Hall resigns from county auditor/controller following primaries

In an unprecedented move, Madera County Auditor/Controller Marcia Hall submitted her resignation to the Board of Supervisors early Wednesday morning following her defeat in Tuesday’s election.

After being appointed to the Madera County Auditor/Controller position in Dec. 2011, and spending two years working on complete several previously delayed audits, it took Marcia Hall just a few hours to pack her things and vacate her office following the results of Thursday’s June 3, primary election.

According to statements made to the Madera Tribune, Hall’s decision to resign rested solely on her families needs citing her commitment to her family as the main reason for leaving prior to the completion of her term.

“Obviously, we are disappointed with the results, but the Madera County voters have spoken,” Hall said in a prepared statement.

Prior to the June 3 election, Hall was under scrutiny for several questionable matters including residency issues and in-house lawsuits.

An article written in Big Valley News on March 25, 2014 accused Hall of defrauding Madera County by living, and filing home owner-occupied taxes in Merced while working in an elected Madera County position

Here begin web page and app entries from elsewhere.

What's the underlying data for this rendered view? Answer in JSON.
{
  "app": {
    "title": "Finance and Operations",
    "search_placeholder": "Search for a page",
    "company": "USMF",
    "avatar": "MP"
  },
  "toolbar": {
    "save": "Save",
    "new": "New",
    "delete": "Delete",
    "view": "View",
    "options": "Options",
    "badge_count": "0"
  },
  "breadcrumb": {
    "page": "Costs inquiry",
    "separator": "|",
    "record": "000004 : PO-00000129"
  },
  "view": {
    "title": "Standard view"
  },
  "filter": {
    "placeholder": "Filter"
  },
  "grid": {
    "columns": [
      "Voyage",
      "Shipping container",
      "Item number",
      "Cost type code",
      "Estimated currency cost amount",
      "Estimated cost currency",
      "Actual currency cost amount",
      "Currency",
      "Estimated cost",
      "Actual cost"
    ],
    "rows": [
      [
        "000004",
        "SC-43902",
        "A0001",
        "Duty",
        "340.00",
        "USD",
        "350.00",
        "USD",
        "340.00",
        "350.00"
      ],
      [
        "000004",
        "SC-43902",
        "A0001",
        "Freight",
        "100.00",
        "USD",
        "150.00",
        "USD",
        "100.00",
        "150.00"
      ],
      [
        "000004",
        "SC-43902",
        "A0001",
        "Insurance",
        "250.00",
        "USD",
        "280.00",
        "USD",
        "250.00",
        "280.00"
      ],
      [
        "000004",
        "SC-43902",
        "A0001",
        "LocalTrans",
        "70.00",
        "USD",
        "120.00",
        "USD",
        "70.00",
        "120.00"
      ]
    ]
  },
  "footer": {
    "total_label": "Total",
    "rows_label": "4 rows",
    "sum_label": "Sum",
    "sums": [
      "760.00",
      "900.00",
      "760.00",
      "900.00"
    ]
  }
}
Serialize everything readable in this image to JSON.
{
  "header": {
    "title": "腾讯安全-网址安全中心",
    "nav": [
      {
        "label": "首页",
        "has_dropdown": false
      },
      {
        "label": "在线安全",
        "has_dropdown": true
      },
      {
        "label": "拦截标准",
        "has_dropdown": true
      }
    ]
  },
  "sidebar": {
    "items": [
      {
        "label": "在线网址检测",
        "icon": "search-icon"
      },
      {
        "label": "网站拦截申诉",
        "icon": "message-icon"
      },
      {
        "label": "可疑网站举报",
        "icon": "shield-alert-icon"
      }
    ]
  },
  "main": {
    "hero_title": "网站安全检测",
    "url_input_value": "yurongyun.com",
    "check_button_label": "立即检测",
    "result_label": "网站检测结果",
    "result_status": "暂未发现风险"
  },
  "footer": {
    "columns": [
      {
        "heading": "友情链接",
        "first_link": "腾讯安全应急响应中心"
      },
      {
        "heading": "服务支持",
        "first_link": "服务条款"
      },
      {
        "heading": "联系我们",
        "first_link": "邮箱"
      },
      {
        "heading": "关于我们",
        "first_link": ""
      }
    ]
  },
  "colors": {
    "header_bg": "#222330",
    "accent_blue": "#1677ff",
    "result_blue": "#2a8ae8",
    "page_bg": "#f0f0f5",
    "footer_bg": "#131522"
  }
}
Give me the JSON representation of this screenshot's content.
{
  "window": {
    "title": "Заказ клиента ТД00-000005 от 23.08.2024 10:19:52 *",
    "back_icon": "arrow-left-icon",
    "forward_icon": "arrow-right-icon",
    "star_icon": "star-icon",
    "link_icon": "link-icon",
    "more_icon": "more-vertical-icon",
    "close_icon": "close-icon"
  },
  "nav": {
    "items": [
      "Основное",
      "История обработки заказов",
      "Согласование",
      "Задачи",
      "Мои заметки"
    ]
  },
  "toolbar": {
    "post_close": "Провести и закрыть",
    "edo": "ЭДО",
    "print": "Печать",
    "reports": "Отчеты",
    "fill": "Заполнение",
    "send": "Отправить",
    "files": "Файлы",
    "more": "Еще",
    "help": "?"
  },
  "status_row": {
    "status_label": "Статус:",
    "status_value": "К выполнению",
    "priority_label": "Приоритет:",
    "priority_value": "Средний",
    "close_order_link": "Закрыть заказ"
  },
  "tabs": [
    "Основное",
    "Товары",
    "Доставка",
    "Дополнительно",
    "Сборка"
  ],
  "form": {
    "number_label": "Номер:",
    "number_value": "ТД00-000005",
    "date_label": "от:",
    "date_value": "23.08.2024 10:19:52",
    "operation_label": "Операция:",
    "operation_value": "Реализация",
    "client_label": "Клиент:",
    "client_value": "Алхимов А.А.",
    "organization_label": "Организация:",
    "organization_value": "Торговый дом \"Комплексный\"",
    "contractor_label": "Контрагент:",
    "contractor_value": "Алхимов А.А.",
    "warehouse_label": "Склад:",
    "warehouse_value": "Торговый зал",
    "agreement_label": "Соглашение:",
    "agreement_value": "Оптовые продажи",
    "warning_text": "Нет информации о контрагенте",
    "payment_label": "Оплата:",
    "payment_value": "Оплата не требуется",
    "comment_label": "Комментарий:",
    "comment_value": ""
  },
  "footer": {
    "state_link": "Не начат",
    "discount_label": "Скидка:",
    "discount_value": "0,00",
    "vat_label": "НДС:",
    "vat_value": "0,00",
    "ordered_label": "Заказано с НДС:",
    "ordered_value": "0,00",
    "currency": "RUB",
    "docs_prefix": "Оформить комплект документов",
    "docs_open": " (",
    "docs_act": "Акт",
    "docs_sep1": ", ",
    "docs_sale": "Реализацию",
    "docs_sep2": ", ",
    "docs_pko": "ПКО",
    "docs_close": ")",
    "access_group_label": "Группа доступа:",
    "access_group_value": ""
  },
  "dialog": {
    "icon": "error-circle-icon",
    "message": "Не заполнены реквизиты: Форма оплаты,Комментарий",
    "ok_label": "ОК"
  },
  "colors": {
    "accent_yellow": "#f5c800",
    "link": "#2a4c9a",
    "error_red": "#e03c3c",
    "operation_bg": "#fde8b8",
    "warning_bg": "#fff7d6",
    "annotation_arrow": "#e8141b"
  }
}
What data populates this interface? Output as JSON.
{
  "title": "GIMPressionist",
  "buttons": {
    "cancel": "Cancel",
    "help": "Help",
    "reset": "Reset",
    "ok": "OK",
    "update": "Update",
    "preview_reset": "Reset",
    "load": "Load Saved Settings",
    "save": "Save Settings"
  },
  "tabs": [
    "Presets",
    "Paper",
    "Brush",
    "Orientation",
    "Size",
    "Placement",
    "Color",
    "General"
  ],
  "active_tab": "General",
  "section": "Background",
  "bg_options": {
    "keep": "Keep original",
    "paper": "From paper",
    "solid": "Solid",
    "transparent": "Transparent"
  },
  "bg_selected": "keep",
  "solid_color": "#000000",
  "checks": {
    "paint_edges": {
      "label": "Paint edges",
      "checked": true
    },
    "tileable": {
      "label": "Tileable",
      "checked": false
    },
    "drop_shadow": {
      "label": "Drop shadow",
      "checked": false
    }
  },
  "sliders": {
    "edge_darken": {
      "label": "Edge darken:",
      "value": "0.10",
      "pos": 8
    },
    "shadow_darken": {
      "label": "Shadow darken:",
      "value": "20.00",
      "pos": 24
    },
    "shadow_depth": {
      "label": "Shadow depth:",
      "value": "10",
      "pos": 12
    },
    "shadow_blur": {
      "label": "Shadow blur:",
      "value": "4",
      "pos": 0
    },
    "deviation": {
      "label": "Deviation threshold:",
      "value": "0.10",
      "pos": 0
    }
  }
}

According to elected county office qualifications, no matter whether the officer is elected or appointed, the holder of an elected county office must reside in the county of which they work. If appointed, the Board of Supervisors reserves the right to wave the residency qualification until an official election is conducted.

Detailed reports showed Hall owned a home and lived in Merced when she was appointed by the board of supervisors in a 3-2 vote in December of 2011.

It should be noted that the board was aware of her residency issues at the time of her application for appointment and upon legal advisement, in a unanimous vote, chose to waive the residency requirement until her potential re-election in June, 2014.

According to Hall, she had a difficult time finding a home to rent but finally found one inside Madera County, near the Chowchilla golf course, where she claimed residency throughout her campaign.

Other accusations include untimely reports which stood to cost the county millions in lost revenue, something Hall credited to the culture prior to her arrival.

A last minute discussion was placed on Tuesday’s Board of Supervisor’s agenda to address the direction regarding the vacancy in the Auditor/Controller’s Office, including the possibility of appointing Miller to the position prior to him being sworn in.

County Council Doug Nelson said it was too soon to know who might be qualified to be appointed for the interim position, but made it clear that filling the position was of the utmost importance.

“We have to have someone appointed relatively soon so that we can continue the functions of the office,” Nelson said. “Someone needs to be the auditor.”

District 5 Supervisor, Tom Wheeler, restated the importance of recognizing Hall’s resignation and moving forward. This year’s audit, if completed by its mid-July deadline, will be the first yearly audit to be submitted on-time in roughly a decade, Wheeler said.

“We are closer to being all caught up [on audits] than we have been in ten years. We have been fighting it and we are so close it’s not funny,” Wheeler said.

Wheeler said he is confident in Miller’s ability to continue cleaning up the inconsistencies that caused so many delays throughout the auditor’s office and forfeited county funding.

“We cannot wait for January, I think we need to just move forward and move on,” Wheeler said. “I don't want to miss that date. I hope everyone is on board and we can get it completed on-time.”

Hall is the third Madera County auditor-controller to resign in the past five years and her resignation comes two years after the resignation of Hall’s predecessor, Janet Kroeger.

Madera County Chief Administrative Officer, Eric Fleming, said he was caught off guard by Hall’s resignation and believes Hall’s time and hard work in her time in office wasn't for nothing.

“I don’t know why she resigned but I think she has done a good job up to this point,” Fleming said. “She made obvious improvements in getting us caught up on our yearly audits.”

According to Fleming, Assistant Auditor/Controller Karl Noyes has temporarily taken over day-to-day operation until the board can come up with an interim auditor/controller to fill the position until January.

Fleming will personally recommend Noyes be placed into that interim position, noting his knowledge and experience as the main reasons for his endorsement.

“Karl Noyes has reassured me that progress will continue and he has stepped up to take on day-to-day responsibilities,” Fleming said.

In the meantime, in lieu of Halls absence, the Board of Supervisors will make a decision during Tuesday’s board meeting to decide the best route to temporarily fill the position until the elected auditor controller, Todd Miller, is officially sworn-in.

Miller planned to train under the supervision of unnamed out-of-county auditor to obtain the proper information and gain the techniques necessary to be a county auditor. According to Wheeler, if appointed early, the board might be willing to give Miller the time needed to get up to speed.

Miller, who recently defeated Hall in the election for the Madera County auditor-controller by a 56% to 43% vote, said he is ready to take office whenever he is requested.